Mother AnnMother Ann; Sally Murphy as Mother Ann

In the 18th century, when Quakers began to give up wildly abandoned spiritual expression, a splinter group was formed. The United Society of Believers in Christ’s Second Appearing (USBCSA), or the Shakers, then also known as the “Shaking Quakers,” held fast to the practice of physically frenetic, emotionally expressive sessions during which they often testified and ostensibly received messages from God.

Future leader Ann Lee, whom Martha Clarke has portrayed in this piece as “Mother Ann,” was, with her parents, an early member of the congregation. As a preacher, she called her followers to confess their sins, give up all their worldly goods, and take up the cross of celibacy forsaking marriage.

Lindsay Dietz-Marchat and The Company

A stark room holds only scattered chairs. Wisely, there’s no raised stage, just the wood floor between two sides of gradated seats and a balcony. At the back, we see a white wall and windows indicating time of day. At the front, a sliding door closes us in. (Marsha Ginsberg-Set) Shakers enter, sit, and meditate, registering no one else’s presence until all are accounted for.  (Traditional costumes are skillfully imagined by Donna Zakowska so that they can gracefully move.) ‘Tis the gift to be simple, ’tis the gift to be free/’Tis the gift to come down where we ought to be… they sing (a traditional Shaker dancing song by Joseph Brackett).

Each person recites a rule of living; “Once I prayed with my heart, then I learned to pray with my legs” one says, “I call the day I first received the Gospel, my birthday,” declares another; “We bear no arms, we bear no political beliefs, and we countenance no marriage of the flesh…” they call out.

Traditional Dance

Isolation is torture. Mother Ann’s (Sally Murphy) actual brother William (Nicholas Bruder) washes her feet. They were nine, “but only William saw the light,” trailing behind his charismatic sister since childhood. Yet William is one of those who eventually can’t bear the physical and emotional isolation required.

A French woman cries out for her daughter, Madeleine, who died on the sea voyage to America. Another admits to “rutting like a pig,” losing five babies in childbirth. “I had a woman, I had a farm, but neither bore me fruit so I gave them to God,” a man testifies, “But I love them still…” Worshipers seem to look for solace and refuge in regimentation removed from all they experienced. Monologues are wrenching.

Sophie Bortolussi & Sally Murphy

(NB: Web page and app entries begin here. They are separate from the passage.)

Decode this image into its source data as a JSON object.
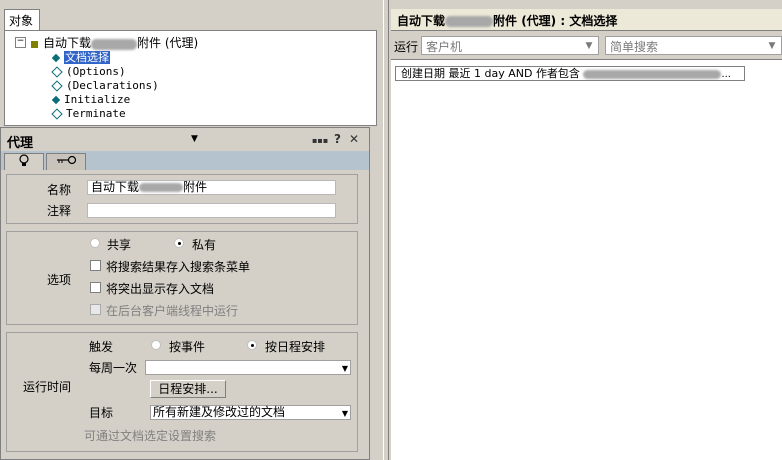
{
  "left_pane": {
    "tab_label": "对象",
    "tree": {
      "root_label_prefix": "自动下载",
      "root_label_suffix": "附件 (代理)",
      "children": [
        {
          "label": "文档选择",
          "selected": true
        },
        {
          "label": "(Options)"
        },
        {
          "label": "(Declarations)"
        },
        {
          "label": "Initialize"
        },
        {
          "label": "Terminate"
        }
      ]
    }
  },
  "right_pane": {
    "title_prefix": "自动下载",
    "title_suffix": "附件 (代理) : 文档选择",
    "run_label": "运行",
    "run_target": "客户机",
    "search_mode": "简单搜索",
    "query_text": "创建日期 最近 1 day AND 作者包含"
  },
  "properties": {
    "title": "代理",
    "close_glyph": "✕",
    "help_glyph": "?",
    "menu_glyph": "▪▪▪",
    "name_label": "名称",
    "name_prefix": "自动下载",
    "name_suffix": "附件",
    "comment_label": "注释",
    "comment_value": "",
    "share_label": "共享",
    "private_label": "私有",
    "visibility": "private",
    "options_label": "选项",
    "opt_store_results": "将搜索结果存入搜索条菜单",
    "opt_store_highlights": "将突出显示存入文档",
    "opt_background": "在后台客户端线程中运行",
    "runtime_label": "运行时间",
    "trigger_label": "触发",
    "on_event_label": "按事件",
    "on_schedule_label": "按日程安排",
    "trigger": "schedule",
    "schedule_value": "每周一次",
    "schedule_button": "日程安排...",
    "target_label": "目标",
    "target_value": "所有新建及修改过的文档",
    "target_hint": "可通过文档选定设置搜索"
  }
}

Between frenzied elation and admission of sin, a few couples agonizingly attempt to connect as dance and song continue obliviously around them. Two men are wretched about their attraction to one another. Choreography is visceral. One brother appears to rape a somewhat ambivalent woman. “I fear your sweat. I curse your fingers. I damn your manhood. Yet, I bend and sway…” she admits. Another, a young man, grows increasingly upset, clandestinely meets his inamorata, makes love in front of us, and eventually leaves the sect with her.

Once again, Martha Clarke offers distinctive vision and insight into a world to which we have no access.

Voices are clarion, arrangements extremely affecting.

The Company

Angel Reapers was first presented at The Joyce Theater in 2011.

Performance Photos by Joan Marcus
Opening: The Company

Angel Reapers by Martha Clarke and Alfred Uhry
Music Direction and Arrangements by Arthur Solari
Directed and Choreographed by Martha Clarke
The Pershing Square Signature Theater 
480 West 42 Street
Through March 20, 2016